(BRUSSELS) - European governments need to raise the retirement age because workers are living longer and their pension systems could implode, the European Commission said on Wednesday.
The European Union's executive arm formally launched a debate already raging in several EU countries that are planning unpopular measures to bring down huge public deficits and keep their pension systems afloat.
"The number of retired people in Europe compared to those financing their pensions is forecast to double by 2060 -- the current situation is simply not sustainable," said EU social affairs commissioner Laszlo Andor.
"The choice we face is poorer pensioners, higher pension contributions or more people working more and longer," Andor said at the official presentation of a "green paper" on pensions.
Weak growth, ballooning national debt and higher unemployment "have made it harder" to make good on pension promises and "more urgent" to reform them, the commission paper says.
In the past 50 years, life expectancy in the European Union has risen by about five years and could increase by another seven years by 2060, the commission says.
At the moment there are four working-age people for every person over 65 in the 27-nation EU. That ratio will drop to two for every person over 65 by 2060, the commission says.
On average, Europeans retired at the age of 61.4 in 2008.
This compares to 65 years for workers in the United States and 70 years in Japan. In the 31-nation Organisation for Economic Cooperation and Development, the average retirement age for men is 63.5.
Andor denied "unfounded rumours" that he was calling for the retirement age to be raised to 70 in Europe.
John Monks, general secretary of the European Trade Union Confederation, said the commission's proposal was "unrealistic".
"Where is the evidence that employers want to keep older workers in work?" Monks said in a statement.
"We know the life expectation is rising but see no evidence that a higher age of retirement would be matched by employers developing workplaces which encourage older workers to remain at work," he said.
Govt denies immediate plan for retirement age rise
BEIJING - China's human resources authorities are seeking to relieve growing public concerns over the government's reported consideration to lift the retirement age in response to a financial shortage facing the country's pension fund.
"China has no immediate plan to adjust the retirement age," an unidentified official of the Ministry of Human Resources and Social Security (MHRSS) was quoted as saying on Thursday by People's Daily.
France retirement age protests turn violent
(PARIS) Protests against a proposed hike in retirement age by the French government took an increasingly radical turn with masked youths setting fires in cities across France yesterday.
UK retirement age challenge fails
In the UK, a worker can see their employment end at the age of 65 without any redundancy payment - even if they do not want to retire.
However the judge in the case said there was a compelling case for the compulsory retirement age to rise.

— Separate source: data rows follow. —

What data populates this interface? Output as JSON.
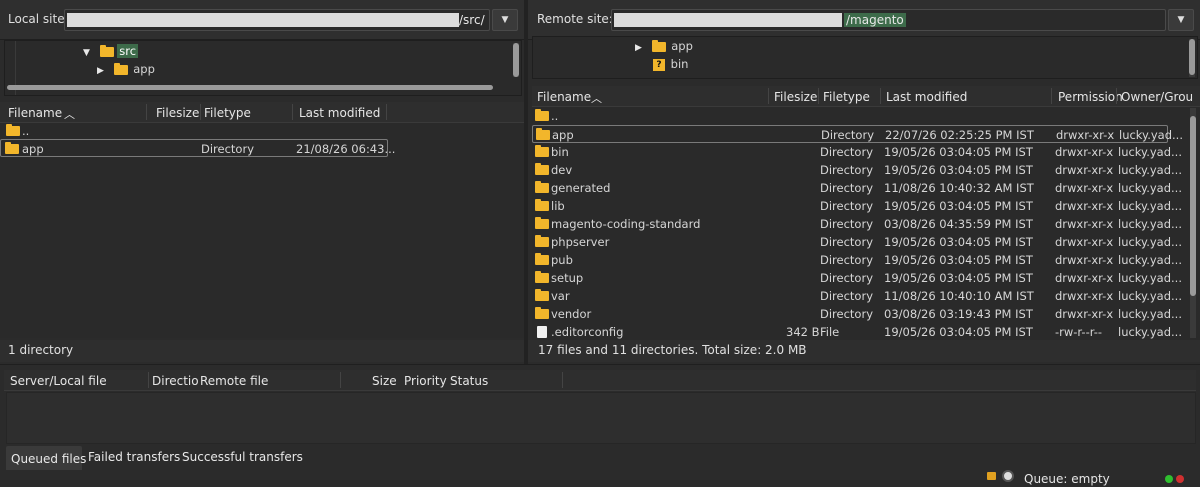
{
  "local": {
    "site_label": "Local site:",
    "path_suffix": "/src/",
    "tree": {
      "src_label": "src",
      "app_label": "app"
    },
    "columns": {
      "filename": "Filename",
      "filesize": "Filesize",
      "filetype": "Filetype",
      "last_modified": "Last modified"
    },
    "rows": [
      {
        "name": "..",
        "size": "",
        "type": "",
        "modified": ""
      },
      {
        "name": "app",
        "size": "",
        "type": "Directory",
        "modified": "21/08/26 06:43..."
      }
    ],
    "status": "1 directory"
  },
  "remote": {
    "site_label": "Remote site:",
    "path_suffix": "/magento",
    "tree": {
      "app_label": "app",
      "bin_label": "bin"
    },
    "columns": {
      "filename": "Filename",
      "filesize": "Filesize",
      "filetype": "Filetype",
      "last_modified": "Last modified",
      "permission": "Permission",
      "owner": "Owner/Grou"
    },
    "rows": [
      {
        "name": "..",
        "size": "",
        "type": "",
        "modified": "",
        "perm": "",
        "owner": "",
        "icon": "folder"
      },
      {
        "name": "app",
        "size": "",
        "type": "Directory",
        "modified": "22/07/26 02:25:25 PM IST",
        "perm": "drwxr-xr-x",
        "owner": "lucky.yad...",
        "icon": "folder"
      },
      {
        "name": "bin",
        "size": "",
        "type": "Directory",
        "modified": "19/05/26 03:04:05 PM IST",
        "perm": "drwxr-xr-x",
        "owner": "lucky.yad...",
        "icon": "folder"
      },
      {
        "name": "dev",
        "size": "",
        "type": "Directory",
        "modified": "19/05/26 03:04:05 PM IST",
        "perm": "drwxr-xr-x",
        "owner": "lucky.yad...",
        "icon": "folder"
      },
      {
        "name": "generated",
        "size": "",
        "type": "Directory",
        "modified": "11/08/26 10:40:32 AM IST",
        "perm": "drwxr-xr-x",
        "owner": "lucky.yad...",
        "icon": "folder"
      },
      {
        "name": "lib",
        "size": "",
        "type": "Directory",
        "modified": "19/05/26 03:04:05 PM IST",
        "perm": "drwxr-xr-x",
        "owner": "lucky.yad...",
        "icon": "folder"
      },
      {
        "name": "magento-coding-standard",
        "size": "",
        "type": "Directory",
        "modified": "03/08/26 04:35:59 PM IST",
        "perm": "drwxr-xr-x",
        "owner": "lucky.yad...",
        "icon": "folder"
      },
      {
        "name": "phpserver",
        "size": "",
        "type": "Directory",
        "modified": "19/05/26 03:04:05 PM IST",
        "perm": "drwxr-xr-x",
        "owner": "lucky.yad...",
        "icon": "folder"
      },
      {
        "name": "pub",
        "size": "",
        "type": "Directory",
        "modified": "19/05/26 03:04:05 PM IST",
        "perm": "drwxr-xr-x",
        "owner": "lucky.yad...",
        "icon": "folder"
      },
      {
        "name": "setup",
        "size": "",
        "type": "Directory",
        "modified": "19/05/26 03:04:05 PM IST",
        "perm": "drwxr-xr-x",
        "owner": "lucky.yad...",
        "icon": "folder"
      },
      {
        "name": "var",
        "size": "",
        "type": "Directory",
        "modified": "11/08/26 10:40:10 AM IST",
        "perm": "drwxr-xr-x",
        "owner": "lucky.yad...",
        "icon": "folder"
      },
      {
        "name": "vendor",
        "size": "",
        "type": "Directory",
        "modified": "03/08/26 03:19:43 PM IST",
        "perm": "drwxr-xr-x",
        "owner": "lucky.yad...",
        "icon": "folder"
      },
      {
        "name": ".editorconfig",
        "size": "342 B",
        "type": "File",
        "modified": "19/05/26 03:04:05 PM IST",
        "perm": "-rw-r--r--",
        "owner": "lucky.yad...",
        "icon": "file"
      }
    ],
    "status": "17 files and 11 directories. Total size: 2.0 MB"
  },
  "queue": {
    "columns": {
      "server_local": "Server/Local file",
      "direction": "Directio",
      "remote": "Remote file",
      "size": "Size",
      "priority": "Priority",
      "status": "Status"
    },
    "tabs": {
      "queued": "Queued files",
      "failed": "Failed transfers",
      "successful": "Successful transfers"
    },
    "status_text": "Queue: empty"
  },
  "colors": {
    "folder": "#f2b62b",
    "background": "#2b2b2b",
    "led_green": "#2fbf2f",
    "led_red": "#d03030"
  }
}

1. In many countries, the proportion of older people is steadily increasing. Does this trend have more positive or negative effects on the society?
2. In some countries the average worker is obliged to retire at the age of 50, while in others people can work until they are 65 or 70. Meanwhile, we see some politicians enjoying power well into their eighties. Clearly, there is little agreement on an appropriate retirement age. Until what age do you think people should be encouraged to remain in paid employment?
The choice we face is poorer pensioners, higher pension contributions or more people working more and longer.
We know the life expectation is rising but see no evidence that a higher age of retirement would be matched by employers developing workplaces which encourage older workers to remain at work.